BAE Systems South Africa will be displaying a new fire-on-the-move Tactical Response Turret (TRT) on its new RG41 8×8 mine-protected wheeled armoured combat vehicle at next week’s Eurosatory defence show in Paris, France.
Operated by one person, the overhead remote-controlled turret provides self protection and ground support for light armoured vehicles (LAV), mine-resistant armour protected vehicles and infantry combat vehicles and will be competitively-priced, the company says.
The self-contained turret, as designed, can be fitted with a US Alliant Techsystems M242 Bushmaster 25mm cannon – or similar-sized weapons ranging from 20 to 30mm – as well as an co-axial M240 (FN MAG) machine gun. Armoured bins allow for 1000 7.62x51mm NATO rounds and 260 25x137mm rounds in two magazines of 130 rounds each. In addition,the turret is fitted with four 76mm smoke launchers. Traverse is all-round and elevation is from -10 to +65 degrees.
Mechanical or software-controlled interruptors are available to restrict movement in azimuth in order to create “prohibited zones”.
BAE Systems says the turret weighs 800kg of which some half is the weapon and ammunition. On a typical LAV such as those derived from the MOWAG Piranha, the TRT offers a weight saving of 1200kg. It is also a major space-saver, the company avers. The TRT is typically 1100mm high and 1320mm wide. Traverse is at 1.8 rad/s, 103 degrees a second or 3.5 seconds to circle, elevation is 1.5 ad/s or 85 degrees a second. Stabilisation is “better than 0.5 rad/s” while operational on the move while laying accuracy is better than 150 µRad with automatic optical tracking after manual lock-on.
The standard sighting sensor system allows for identification by day at 1000m and by night at 750m in terms of STANAG 4347), while the Vectronics 3042 laser range finder ranges to 5km. A “high performance” suite offers identification by day at 2500m and 1600m at night. The suite’s Carl Zeiss laser range finder does so at 12km. In both cases a further commanders’ observation sight is available.

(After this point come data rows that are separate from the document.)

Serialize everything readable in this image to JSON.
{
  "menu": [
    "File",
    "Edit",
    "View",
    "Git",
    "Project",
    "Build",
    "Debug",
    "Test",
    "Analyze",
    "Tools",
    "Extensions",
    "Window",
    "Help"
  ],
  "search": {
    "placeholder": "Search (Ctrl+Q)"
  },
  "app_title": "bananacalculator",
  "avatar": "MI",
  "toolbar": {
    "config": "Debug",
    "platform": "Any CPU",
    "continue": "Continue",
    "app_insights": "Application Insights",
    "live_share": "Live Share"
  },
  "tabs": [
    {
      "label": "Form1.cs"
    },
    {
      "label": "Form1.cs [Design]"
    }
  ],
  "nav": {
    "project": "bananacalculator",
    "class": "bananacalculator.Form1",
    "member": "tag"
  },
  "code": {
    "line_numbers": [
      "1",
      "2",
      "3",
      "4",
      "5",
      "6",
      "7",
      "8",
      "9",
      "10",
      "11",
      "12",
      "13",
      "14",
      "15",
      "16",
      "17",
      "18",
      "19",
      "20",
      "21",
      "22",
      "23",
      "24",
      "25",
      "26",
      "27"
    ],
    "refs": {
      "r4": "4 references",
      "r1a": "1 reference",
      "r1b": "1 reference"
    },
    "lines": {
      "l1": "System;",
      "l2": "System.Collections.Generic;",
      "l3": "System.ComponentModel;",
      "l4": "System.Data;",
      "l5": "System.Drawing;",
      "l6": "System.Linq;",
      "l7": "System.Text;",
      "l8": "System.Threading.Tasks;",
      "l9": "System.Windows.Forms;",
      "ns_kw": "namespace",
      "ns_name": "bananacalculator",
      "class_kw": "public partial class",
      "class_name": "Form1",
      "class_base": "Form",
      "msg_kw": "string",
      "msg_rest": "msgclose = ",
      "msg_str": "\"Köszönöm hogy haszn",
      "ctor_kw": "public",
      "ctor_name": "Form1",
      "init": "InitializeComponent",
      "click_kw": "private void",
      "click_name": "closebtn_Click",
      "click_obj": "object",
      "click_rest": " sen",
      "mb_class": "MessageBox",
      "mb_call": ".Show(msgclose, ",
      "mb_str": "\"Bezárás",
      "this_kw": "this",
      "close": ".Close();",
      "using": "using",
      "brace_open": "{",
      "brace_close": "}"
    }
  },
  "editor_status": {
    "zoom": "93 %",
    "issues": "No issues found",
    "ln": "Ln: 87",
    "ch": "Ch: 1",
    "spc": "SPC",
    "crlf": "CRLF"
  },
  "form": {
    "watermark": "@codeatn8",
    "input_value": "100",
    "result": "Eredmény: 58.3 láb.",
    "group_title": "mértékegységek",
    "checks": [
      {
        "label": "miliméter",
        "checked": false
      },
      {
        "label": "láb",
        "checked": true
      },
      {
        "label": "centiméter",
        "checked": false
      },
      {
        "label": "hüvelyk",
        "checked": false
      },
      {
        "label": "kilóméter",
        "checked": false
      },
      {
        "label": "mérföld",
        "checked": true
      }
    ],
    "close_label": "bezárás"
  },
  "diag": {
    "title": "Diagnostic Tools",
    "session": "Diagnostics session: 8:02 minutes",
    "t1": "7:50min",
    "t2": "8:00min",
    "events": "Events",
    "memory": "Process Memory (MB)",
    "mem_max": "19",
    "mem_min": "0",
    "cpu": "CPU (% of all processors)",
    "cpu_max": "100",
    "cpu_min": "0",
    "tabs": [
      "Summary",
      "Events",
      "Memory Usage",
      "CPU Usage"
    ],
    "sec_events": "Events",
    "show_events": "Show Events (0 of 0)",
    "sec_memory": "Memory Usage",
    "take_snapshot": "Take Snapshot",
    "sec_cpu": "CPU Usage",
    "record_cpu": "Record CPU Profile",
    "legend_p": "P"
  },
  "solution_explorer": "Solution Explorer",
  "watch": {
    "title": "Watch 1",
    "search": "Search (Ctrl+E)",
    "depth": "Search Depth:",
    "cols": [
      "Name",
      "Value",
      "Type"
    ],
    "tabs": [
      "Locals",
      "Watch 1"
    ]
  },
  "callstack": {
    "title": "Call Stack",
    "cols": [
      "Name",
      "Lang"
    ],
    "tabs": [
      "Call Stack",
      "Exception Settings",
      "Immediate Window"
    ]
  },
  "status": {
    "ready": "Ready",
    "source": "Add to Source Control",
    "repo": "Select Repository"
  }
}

The turret was developed by Land Systems SA’s Dynamics business – the former IST Dynamics, acquired in September 2008 and the “non-complex” man machine interface or “battle station” can be positioned anywhere in the carrier vehicle. An optional commander’s station is available. The fire control system (FCS) includes a fully-integrated ballistic computer, an integrated automatic video auto-tracker, aim-point adjustment based on target speed and distance as well as a continuous electronic zoom combined with a fixed field of vision. Optional is a patent-pending “rapid-target designation” system available to the commander. Further options include the integration of the FCS with onboard command-and-control suites or battle management systems, GPS and navigation means as well as a laser warning and shot detection system. Additional armour protection is also available, BAE Systems product literature adds.